Wednesday's guests were a pair of penguins named Cliff and Shelley, who call the Florida Aquarium in Tampa, Fla., home.
"Penquins were great," Maddon said. "Cliff and Shelley -- very friendly penguins. I was told Cliff is one of the friendliest penguins in the world. … It's just an attempt, again, to get our players to chill out a bit."
Given Ben Zobrist's knowledge of the Bible, the Rays' super-utility man was the obvious player to ask whether the parade of animals was an indication that an ark was being built at Tropicana Field.
"I don't know; are there more animals coming in?" Zobrist said. "I'm not surprised at penguins, honestly. Nothing surprises me in here anymore. If there were more animals coming in, like a zoo, then I would wonder if there was an ark."
Maddon's attempt to loosen up his players during the homestand appears to have paid off. After winning just twice on their nine-game road trip, the Rays took a 4-1 mark into Wednesday night's game, the final contest of the current homestand.
Maddon noted that his team's clubhouse now has more of a natural feel and that his team is playing the way it should be.
"Not only that the feel in the dugout [is improved], but the energy prior to the game, the believing we're going to win once the game begins," said Maddon, who said the team just wasn't as energetic or confident in itself until this homestand. "And again, that just happens to every team, every year at some point. It just happened to us early."

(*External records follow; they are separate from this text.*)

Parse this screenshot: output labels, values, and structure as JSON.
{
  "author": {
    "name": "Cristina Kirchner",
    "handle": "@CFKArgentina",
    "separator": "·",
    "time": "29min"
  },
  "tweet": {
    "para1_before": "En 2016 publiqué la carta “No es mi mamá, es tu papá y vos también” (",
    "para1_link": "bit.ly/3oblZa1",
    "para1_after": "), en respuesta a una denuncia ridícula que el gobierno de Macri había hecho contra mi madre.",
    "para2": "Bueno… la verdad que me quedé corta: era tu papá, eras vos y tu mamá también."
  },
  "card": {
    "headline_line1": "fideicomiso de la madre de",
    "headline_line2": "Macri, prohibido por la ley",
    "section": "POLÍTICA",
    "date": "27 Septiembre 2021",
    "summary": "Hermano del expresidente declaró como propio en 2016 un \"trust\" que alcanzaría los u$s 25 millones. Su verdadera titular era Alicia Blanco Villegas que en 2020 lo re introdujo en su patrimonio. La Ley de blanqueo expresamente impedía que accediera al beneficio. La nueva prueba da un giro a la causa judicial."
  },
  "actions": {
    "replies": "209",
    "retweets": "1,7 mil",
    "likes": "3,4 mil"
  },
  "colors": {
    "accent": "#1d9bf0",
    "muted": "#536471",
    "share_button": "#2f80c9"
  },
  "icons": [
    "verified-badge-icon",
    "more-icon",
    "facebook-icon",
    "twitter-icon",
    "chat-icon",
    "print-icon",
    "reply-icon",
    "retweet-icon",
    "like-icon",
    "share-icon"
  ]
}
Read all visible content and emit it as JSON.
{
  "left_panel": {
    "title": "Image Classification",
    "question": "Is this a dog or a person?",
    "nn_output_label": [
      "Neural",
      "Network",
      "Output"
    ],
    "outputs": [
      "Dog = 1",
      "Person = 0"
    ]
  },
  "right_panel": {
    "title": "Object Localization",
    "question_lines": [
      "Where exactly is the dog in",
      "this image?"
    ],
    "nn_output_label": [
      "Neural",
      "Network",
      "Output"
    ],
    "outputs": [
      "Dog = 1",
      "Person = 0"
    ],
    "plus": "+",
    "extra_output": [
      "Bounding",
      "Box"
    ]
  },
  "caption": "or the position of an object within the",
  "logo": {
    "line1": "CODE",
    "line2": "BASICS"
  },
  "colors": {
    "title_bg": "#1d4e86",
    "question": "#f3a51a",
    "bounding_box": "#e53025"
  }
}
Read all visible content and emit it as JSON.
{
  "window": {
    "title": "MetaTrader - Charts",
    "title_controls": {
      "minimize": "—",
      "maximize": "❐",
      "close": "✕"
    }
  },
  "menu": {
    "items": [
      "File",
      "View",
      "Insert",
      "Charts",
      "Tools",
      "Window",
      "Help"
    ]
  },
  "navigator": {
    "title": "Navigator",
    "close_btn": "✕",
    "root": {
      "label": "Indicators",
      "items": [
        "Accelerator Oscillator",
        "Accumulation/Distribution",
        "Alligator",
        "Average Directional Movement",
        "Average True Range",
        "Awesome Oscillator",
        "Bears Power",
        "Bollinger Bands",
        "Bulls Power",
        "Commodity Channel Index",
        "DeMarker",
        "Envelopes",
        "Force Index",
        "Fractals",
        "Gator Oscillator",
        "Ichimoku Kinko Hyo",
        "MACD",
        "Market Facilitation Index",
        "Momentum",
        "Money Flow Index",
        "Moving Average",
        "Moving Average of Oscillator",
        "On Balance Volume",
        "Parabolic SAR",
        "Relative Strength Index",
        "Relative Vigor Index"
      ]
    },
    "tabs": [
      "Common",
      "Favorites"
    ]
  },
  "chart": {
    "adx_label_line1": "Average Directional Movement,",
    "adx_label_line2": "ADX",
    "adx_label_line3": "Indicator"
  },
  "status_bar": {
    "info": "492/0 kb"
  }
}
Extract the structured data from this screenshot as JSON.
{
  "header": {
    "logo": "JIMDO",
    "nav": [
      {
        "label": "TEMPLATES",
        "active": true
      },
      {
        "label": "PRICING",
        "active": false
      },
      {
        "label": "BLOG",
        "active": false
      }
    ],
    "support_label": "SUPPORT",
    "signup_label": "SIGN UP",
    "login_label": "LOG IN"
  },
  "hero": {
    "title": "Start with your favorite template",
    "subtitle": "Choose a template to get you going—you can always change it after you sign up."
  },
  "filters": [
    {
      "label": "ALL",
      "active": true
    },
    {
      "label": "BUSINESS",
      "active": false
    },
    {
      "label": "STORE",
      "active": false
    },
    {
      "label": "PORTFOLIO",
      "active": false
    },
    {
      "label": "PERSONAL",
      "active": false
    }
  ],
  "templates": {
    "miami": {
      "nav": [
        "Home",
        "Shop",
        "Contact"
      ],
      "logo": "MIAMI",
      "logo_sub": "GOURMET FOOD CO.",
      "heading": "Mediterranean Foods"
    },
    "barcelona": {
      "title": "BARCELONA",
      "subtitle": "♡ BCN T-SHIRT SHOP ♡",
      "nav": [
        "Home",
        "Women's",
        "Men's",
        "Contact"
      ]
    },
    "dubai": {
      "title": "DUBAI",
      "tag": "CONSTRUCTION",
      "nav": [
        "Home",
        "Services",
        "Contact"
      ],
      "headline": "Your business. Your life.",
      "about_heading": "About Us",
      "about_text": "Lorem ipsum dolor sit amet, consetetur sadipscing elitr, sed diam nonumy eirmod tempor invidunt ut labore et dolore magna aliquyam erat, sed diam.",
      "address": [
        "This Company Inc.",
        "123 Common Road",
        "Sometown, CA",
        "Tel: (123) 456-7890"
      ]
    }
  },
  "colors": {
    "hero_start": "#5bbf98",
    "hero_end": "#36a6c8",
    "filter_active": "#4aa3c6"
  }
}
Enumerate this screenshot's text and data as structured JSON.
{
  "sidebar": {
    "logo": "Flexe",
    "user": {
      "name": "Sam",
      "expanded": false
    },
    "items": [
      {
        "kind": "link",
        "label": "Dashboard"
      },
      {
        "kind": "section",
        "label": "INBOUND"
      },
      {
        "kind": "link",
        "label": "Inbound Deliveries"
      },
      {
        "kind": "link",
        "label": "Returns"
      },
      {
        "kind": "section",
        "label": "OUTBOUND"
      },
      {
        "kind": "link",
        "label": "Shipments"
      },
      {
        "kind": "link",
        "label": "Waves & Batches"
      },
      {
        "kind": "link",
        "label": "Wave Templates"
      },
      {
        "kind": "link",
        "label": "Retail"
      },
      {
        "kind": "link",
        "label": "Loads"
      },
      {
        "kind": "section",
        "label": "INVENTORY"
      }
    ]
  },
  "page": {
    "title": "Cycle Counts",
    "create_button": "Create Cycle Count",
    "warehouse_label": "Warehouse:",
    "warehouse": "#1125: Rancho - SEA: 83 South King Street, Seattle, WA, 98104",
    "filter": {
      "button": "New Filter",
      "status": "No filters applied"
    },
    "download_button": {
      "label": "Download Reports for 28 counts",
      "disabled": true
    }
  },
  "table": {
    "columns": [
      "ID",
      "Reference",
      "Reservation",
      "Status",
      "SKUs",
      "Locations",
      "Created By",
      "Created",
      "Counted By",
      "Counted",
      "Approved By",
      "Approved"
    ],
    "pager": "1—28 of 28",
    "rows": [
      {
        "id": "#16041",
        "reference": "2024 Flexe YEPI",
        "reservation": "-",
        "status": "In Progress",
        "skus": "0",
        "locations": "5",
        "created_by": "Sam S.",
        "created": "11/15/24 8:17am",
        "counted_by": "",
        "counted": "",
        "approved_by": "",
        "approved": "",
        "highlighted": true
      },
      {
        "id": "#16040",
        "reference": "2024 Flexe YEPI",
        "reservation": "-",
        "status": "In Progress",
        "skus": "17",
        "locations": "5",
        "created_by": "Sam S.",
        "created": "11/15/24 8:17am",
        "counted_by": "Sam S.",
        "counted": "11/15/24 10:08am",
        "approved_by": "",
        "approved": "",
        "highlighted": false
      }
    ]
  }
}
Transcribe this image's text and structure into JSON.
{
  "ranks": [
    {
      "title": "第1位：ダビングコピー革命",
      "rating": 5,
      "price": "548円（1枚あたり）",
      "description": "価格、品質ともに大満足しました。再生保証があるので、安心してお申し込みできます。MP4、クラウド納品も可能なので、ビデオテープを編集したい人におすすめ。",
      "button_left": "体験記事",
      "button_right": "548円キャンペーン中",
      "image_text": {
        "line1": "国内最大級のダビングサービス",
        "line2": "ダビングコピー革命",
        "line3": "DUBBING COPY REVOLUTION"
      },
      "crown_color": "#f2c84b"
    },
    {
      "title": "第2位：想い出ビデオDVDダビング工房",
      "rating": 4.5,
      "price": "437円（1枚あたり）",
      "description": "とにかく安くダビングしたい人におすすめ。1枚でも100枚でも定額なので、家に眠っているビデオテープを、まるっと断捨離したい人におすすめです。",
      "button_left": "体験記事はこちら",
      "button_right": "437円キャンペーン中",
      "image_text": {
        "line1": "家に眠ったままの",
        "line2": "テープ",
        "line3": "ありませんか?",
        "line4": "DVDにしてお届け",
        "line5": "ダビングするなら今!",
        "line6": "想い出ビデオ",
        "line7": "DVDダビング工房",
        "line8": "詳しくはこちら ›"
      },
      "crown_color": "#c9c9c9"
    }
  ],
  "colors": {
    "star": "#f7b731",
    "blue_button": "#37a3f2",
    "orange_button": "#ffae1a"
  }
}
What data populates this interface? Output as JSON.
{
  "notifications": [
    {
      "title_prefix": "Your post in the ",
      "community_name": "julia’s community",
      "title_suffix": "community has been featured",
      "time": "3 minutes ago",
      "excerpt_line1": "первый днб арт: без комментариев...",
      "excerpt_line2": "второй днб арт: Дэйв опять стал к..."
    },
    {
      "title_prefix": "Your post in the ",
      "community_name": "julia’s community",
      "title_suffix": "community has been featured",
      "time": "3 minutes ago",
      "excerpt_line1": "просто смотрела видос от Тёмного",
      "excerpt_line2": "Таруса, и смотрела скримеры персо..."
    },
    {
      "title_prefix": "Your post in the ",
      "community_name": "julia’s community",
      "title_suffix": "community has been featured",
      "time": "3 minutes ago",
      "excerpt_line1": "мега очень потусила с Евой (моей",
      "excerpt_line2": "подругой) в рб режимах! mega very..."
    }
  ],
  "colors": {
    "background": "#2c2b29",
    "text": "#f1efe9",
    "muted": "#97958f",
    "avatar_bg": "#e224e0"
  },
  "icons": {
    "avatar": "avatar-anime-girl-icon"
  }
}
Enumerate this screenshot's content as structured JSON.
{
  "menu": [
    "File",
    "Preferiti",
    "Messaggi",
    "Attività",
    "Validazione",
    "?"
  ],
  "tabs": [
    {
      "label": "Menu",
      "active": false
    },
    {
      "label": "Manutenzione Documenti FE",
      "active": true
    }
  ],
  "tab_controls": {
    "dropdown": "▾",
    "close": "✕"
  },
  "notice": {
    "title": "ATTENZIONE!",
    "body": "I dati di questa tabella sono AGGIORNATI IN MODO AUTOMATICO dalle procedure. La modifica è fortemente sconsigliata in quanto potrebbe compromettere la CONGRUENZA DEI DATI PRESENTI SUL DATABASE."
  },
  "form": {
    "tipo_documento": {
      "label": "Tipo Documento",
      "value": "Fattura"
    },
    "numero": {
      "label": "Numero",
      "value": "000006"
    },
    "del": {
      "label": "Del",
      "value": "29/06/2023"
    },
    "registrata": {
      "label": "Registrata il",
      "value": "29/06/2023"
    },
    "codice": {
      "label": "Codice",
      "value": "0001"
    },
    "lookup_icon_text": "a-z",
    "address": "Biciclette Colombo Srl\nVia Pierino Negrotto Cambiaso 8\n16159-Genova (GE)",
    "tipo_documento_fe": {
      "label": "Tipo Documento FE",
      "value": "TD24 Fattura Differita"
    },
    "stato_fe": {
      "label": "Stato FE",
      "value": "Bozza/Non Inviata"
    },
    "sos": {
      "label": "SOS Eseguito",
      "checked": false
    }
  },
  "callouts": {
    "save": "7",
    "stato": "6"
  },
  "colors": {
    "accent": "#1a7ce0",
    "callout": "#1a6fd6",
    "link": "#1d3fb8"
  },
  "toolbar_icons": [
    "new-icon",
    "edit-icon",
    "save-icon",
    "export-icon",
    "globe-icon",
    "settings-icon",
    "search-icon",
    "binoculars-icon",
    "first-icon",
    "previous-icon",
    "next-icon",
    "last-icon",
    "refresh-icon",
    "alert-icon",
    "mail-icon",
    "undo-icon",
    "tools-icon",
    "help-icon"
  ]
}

Bill Chastain is a reporter for MLB.com. This story was not subject to the approval of Major League Baseball or its clubs.